* _Task requirements_: Find the word "flowRuleDefaultPublisher" in the listing. Copy out each line where it occurs.

* _Extracted information_:

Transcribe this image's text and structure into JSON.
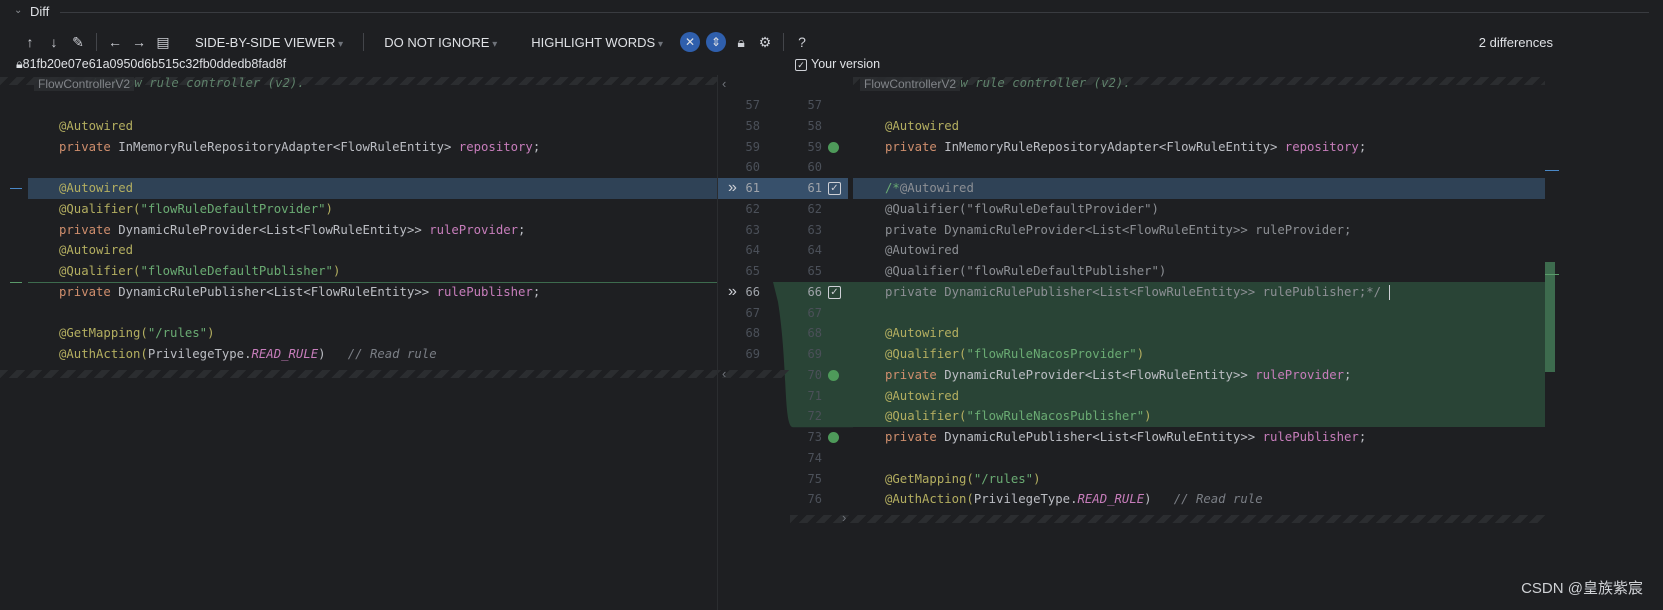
{
  "panel": {
    "title": "Diff"
  },
  "toolbar": {
    "viewer": "SIDE-BY-SIDE VIEWER",
    "ignore": "DO NOT IGNORE",
    "highlight": "HIGHLIGHT WORDS",
    "help": "?",
    "differences": "2 differences"
  },
  "left": {
    "revision": "81fb20e07e61a0950d6b515c32fb0ddedb8fad8f",
    "breadcrumb": "FlowControllerV2",
    "top_comment": "// Flow rule controller (v2).",
    "lines": [
      {
        "n": 57,
        "t": []
      },
      {
        "n": 58,
        "t": [
          [
            "an",
            "@Autowired"
          ]
        ]
      },
      {
        "n": 59,
        "t": [
          [
            "kw",
            "private "
          ],
          [
            "ty",
            "InMemoryRuleRepositoryAdapter<FlowRuleEntity> "
          ],
          [
            "fd",
            "repository"
          ],
          [
            "ty",
            ";"
          ]
        ]
      },
      {
        "n": 60,
        "t": []
      },
      {
        "n": 61,
        "t": [
          [
            "an",
            "@Autowired"
          ]
        ]
      },
      {
        "n": 62,
        "t": [
          [
            "an",
            "@Qualifier("
          ],
          [
            "st",
            "\"flowRuleDefaultProvider\""
          ],
          [
            "an",
            ")"
          ]
        ]
      },
      {
        "n": 63,
        "t": [
          [
            "kw",
            "private "
          ],
          [
            "ty",
            "DynamicRuleProvider<List<FlowRuleEntity>> "
          ],
          [
            "fd",
            "ruleProvider"
          ],
          [
            "ty",
            ";"
          ]
        ]
      },
      {
        "n": 64,
        "t": [
          [
            "an",
            "@Autowired"
          ]
        ]
      },
      {
        "n": 65,
        "t": [
          [
            "an",
            "@Qualifier("
          ],
          [
            "st",
            "\"flowRuleDefaultPublisher\""
          ],
          [
            "an",
            ")"
          ]
        ]
      },
      {
        "n": 66,
        "t": [
          [
            "kw",
            "private "
          ],
          [
            "ty",
            "DynamicRulePublisher<List<FlowRuleEntity>> "
          ],
          [
            "fd",
            "rulePublisher"
          ],
          [
            "ty",
            ";"
          ]
        ]
      },
      {
        "n": 67,
        "t": []
      },
      {
        "n": 68,
        "t": [
          [
            "an",
            "@GetMapping("
          ],
          [
            "st",
            "\"/rules\""
          ],
          [
            "an",
            ")"
          ]
        ]
      },
      {
        "n": 69,
        "t": [
          [
            "an",
            "@AuthAction("
          ],
          [
            "ty",
            "PrivilegeType."
          ],
          [
            "cn",
            "READ_RULE"
          ],
          [
            "ty",
            ")   "
          ],
          [
            "cm",
            "// Read rule"
          ]
        ]
      }
    ]
  },
  "right": {
    "version_label": "Your version",
    "breadcrumb": "FlowControllerV2",
    "top_comment": "// Flow rule controller (v2).",
    "lines": [
      {
        "n": 57,
        "t": []
      },
      {
        "n": 58,
        "t": [
          [
            "an",
            "@Autowired"
          ]
        ]
      },
      {
        "n": 59,
        "t": [
          [
            "kw",
            "private "
          ],
          [
            "ty",
            "InMemoryRuleRepositoryAdapter<FlowRuleEntity> "
          ],
          [
            "fd",
            "repository"
          ],
          [
            "ty",
            ";"
          ]
        ]
      },
      {
        "n": 60,
        "t": []
      },
      {
        "n": 61,
        "t": [
          [
            "st",
            "/*"
          ],
          [
            "gr",
            "@Autowired"
          ]
        ]
      },
      {
        "n": 62,
        "t": [
          [
            "gr",
            "@Qualifier(\"flowRuleDefaultProvider\")"
          ]
        ]
      },
      {
        "n": 63,
        "t": [
          [
            "gr",
            "private DynamicRuleProvider<List<FlowRuleEntity>> ruleProvider;"
          ]
        ]
      },
      {
        "n": 64,
        "t": [
          [
            "gr",
            "@Autowired"
          ]
        ]
      },
      {
        "n": 65,
        "t": [
          [
            "gr",
            "@Qualifier(\"flowRuleDefaultPublisher\")"
          ]
        ]
      },
      {
        "n": 66,
        "t": [
          [
            "gr",
            "private DynamicRulePublisher<List<FlowRuleEntity>> rulePublisher;*/"
          ]
        ]
      },
      {
        "n": 67,
        "t": []
      },
      {
        "n": 68,
        "t": [
          [
            "an",
            "@Autowired"
          ]
        ]
      },
      {
        "n": 69,
        "t": [
          [
            "an",
            "@Qualifier("
          ],
          [
            "st",
            "\"flowRuleNacosProvider\""
          ],
          [
            "an",
            ")"
          ]
        ]
      },
      {
        "n": 70,
        "t": [
          [
            "kw",
            "private "
          ],
          [
            "ty",
            "DynamicRuleProvider<List<FlowRuleEntity>> "
          ],
          [
            "fd",
            "ruleProvider"
          ],
          [
            "ty",
            ";"
          ]
        ]
      },
      {
        "n": 71,
        "t": [
          [
            "an",
            "@Autowired"
          ]
        ]
      },
      {
        "n": 72,
        "t": [
          [
            "an",
            "@Qualifier("
          ],
          [
            "st",
            "\"flowRuleNacosPublisher\""
          ],
          [
            "an",
            ")"
          ]
        ]
      },
      {
        "n": 73,
        "t": [
          [
            "kw",
            "private "
          ],
          [
            "ty",
            "DynamicRulePublisher<List<FlowRuleEntity>> "
          ],
          [
            "fd",
            "rulePublisher"
          ],
          [
            "ty",
            ";"
          ]
        ]
      },
      {
        "n": 74,
        "t": []
      },
      {
        "n": 75,
        "t": [
          [
            "an",
            "@GetMapping("
          ],
          [
            "st",
            "\"/rules\""
          ],
          [
            "an",
            ")"
          ]
        ]
      },
      {
        "n": 76,
        "t": [
          [
            "an",
            "@AuthAction("
          ],
          [
            "ty",
            "PrivilegeType."
          ],
          [
            "cn",
            "READ_RULE"
          ],
          [
            "ty",
            ")   "
          ],
          [
            "cm",
            "// Read rule"
          ]
        ]
      }
    ]
  },
  "watermark": "CSDN @皇族紫宸",
  "colors": {
    "changed": "#2f4256",
    "inserted": "#294436"
  }
}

* _Exercise output_:
            "\"flowRuleDefaultPublisher\""
            "@Qualifier(\"flowRuleDefaultPublisher\")"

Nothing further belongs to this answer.